'Sugar tax' on fizzy drinks raises €32m, but none of it goes on tackling obesity
The nation's craving for sweet, fizzy drinks generated €31.72m in the first year of the sugar tax - but not a cent has been directly spent on tackling the obesity crisis.
The tax on sugar-sweetened drinks came into force in May 2018 in a bid to wean children in particular off high-calorie soft drinks.
But all of the proceeds have gone into the Exchequer pool, unlike the UK, which is specifically targeting its sugar tax to fund sports and breakfast clubs.
The tax is, however, having the positive effect of forcing more drinks manufacturers to reformulate their recipes for popular products and reduce their sugar content to avoid the levy.
Professor Donal O'Shea, the HSE's lead on obesity, is to make a renewed bid to get the Government in the upcoming Budget to pump a substantial slice of the takings from the tax into improving lifestyle habits and also the treatment of people who are severely overweight.
"It is a missed opportunity not to use some of the revenue raised in prevention and treatment of obesity," he said.
"There is a Government policy and action on obesity, but it needs resources."

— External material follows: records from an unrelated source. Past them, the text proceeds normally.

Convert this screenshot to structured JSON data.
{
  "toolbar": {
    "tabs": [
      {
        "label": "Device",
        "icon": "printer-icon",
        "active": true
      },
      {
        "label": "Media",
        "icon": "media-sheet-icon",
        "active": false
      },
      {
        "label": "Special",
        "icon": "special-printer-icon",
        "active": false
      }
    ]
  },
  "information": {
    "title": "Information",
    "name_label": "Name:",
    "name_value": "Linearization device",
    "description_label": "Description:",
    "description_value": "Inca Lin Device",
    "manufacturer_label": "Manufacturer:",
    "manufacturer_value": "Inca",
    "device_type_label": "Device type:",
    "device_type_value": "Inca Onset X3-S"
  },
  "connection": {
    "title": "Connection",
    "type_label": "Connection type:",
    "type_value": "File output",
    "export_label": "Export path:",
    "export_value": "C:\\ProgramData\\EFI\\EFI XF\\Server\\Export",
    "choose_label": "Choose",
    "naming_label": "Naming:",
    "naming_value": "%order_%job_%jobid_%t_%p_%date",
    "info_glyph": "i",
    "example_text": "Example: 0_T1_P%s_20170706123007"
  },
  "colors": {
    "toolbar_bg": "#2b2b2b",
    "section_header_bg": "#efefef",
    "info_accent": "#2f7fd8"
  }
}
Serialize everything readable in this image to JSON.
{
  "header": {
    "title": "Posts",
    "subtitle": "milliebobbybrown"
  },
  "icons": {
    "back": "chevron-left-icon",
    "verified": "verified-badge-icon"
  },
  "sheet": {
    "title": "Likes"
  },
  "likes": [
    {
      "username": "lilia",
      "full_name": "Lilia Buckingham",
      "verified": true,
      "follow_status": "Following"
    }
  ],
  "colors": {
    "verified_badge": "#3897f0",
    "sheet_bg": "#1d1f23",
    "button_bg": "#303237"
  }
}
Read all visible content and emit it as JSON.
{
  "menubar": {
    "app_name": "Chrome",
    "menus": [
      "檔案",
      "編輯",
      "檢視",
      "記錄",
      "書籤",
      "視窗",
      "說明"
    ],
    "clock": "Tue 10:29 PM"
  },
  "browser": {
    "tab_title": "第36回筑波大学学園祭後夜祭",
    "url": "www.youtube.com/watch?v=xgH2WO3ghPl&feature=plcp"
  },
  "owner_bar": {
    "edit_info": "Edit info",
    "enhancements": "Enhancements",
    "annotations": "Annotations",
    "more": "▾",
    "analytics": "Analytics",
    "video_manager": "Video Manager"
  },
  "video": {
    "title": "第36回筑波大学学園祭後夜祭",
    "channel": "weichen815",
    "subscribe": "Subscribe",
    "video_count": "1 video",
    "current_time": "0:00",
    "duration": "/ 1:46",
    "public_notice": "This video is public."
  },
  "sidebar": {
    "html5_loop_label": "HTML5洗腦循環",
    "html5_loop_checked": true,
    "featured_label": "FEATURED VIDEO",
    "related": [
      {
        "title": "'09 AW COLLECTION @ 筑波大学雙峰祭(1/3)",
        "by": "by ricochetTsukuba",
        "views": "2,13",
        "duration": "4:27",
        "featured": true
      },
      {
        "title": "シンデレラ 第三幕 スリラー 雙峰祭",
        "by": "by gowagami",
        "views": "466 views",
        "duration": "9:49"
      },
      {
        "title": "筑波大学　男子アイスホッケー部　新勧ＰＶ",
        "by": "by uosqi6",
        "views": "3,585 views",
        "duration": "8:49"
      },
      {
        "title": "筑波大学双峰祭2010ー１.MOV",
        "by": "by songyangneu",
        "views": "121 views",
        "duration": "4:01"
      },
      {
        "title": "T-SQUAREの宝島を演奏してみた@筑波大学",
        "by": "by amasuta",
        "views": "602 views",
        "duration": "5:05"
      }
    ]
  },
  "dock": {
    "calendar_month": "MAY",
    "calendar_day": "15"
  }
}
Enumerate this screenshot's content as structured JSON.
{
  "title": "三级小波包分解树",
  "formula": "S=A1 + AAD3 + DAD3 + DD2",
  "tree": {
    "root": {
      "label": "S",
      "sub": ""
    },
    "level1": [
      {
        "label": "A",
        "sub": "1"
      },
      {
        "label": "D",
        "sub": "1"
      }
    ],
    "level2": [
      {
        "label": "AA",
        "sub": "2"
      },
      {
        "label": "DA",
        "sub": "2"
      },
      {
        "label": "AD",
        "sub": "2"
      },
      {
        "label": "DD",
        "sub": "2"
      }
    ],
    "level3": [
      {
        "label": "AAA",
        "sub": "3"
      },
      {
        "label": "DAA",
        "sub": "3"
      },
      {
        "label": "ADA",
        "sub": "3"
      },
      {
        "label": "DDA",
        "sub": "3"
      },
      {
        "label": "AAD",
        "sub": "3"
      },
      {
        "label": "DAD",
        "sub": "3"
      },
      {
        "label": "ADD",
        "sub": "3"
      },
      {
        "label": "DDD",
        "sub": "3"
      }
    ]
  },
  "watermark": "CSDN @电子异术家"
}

The annual budget for the Healthy Ireland fund has remained around €5m, which is not going far enough, as stark figures show at least one in five children is overweight or obese. One in four adults is classed as obese.
Asked if it intended to direct some of the sugar tax take to fighting obesity, a spokesperson for the Department of Finance said hypothecation -the dedication of the revenue from a specific tax for a particular expenditure purpose - was not a feature of the Irish tax system in general.
It is opposed to hypothecation of Exchequer receipts as it reduces the flexibility of the Government to prioritise and allocate funds as necessary at a particular time.
"An annual budget is allocated to the Department of Health as part of the estimates process, and that is assigned according to the needs within that department, including in relation to measures to tackle the problem of obesity."
In response, Prof O'Shea described this attitude as "tired and tiresome".
"The reality is that we are at increased financial risk by not treating obesity properly," he said.
He welcomed the fact that the tax is leading to a cut in the sugar content of a growing number of fizzy drinks.
The tax allows a levy of 16c per litre for drinks with between 5-8g of sugar per 100ml. It rises to 24c a litre for varieties with more than 8g.
When VAT is included, this works out at 20c per litre for drinks with between 5-8g of sugar per 100ml, and 30c per litre for drinks with more than 8g of sugar per 100ml.
"A less than anticipated take from the tax is a good thing," he said.
Some products, such as Lucozade, Fanta, Sprite and Vimto, changed their recipes so they contain less than 5g of sugar and avoid the tax. Others, including Coca Cola and Pepsi, still produce classic varieties with the traditional sugar-sweetened recipe.
A 330ml can of cola contains 139 calories and 35g of sugar, equivalent to more than eight teaspoons.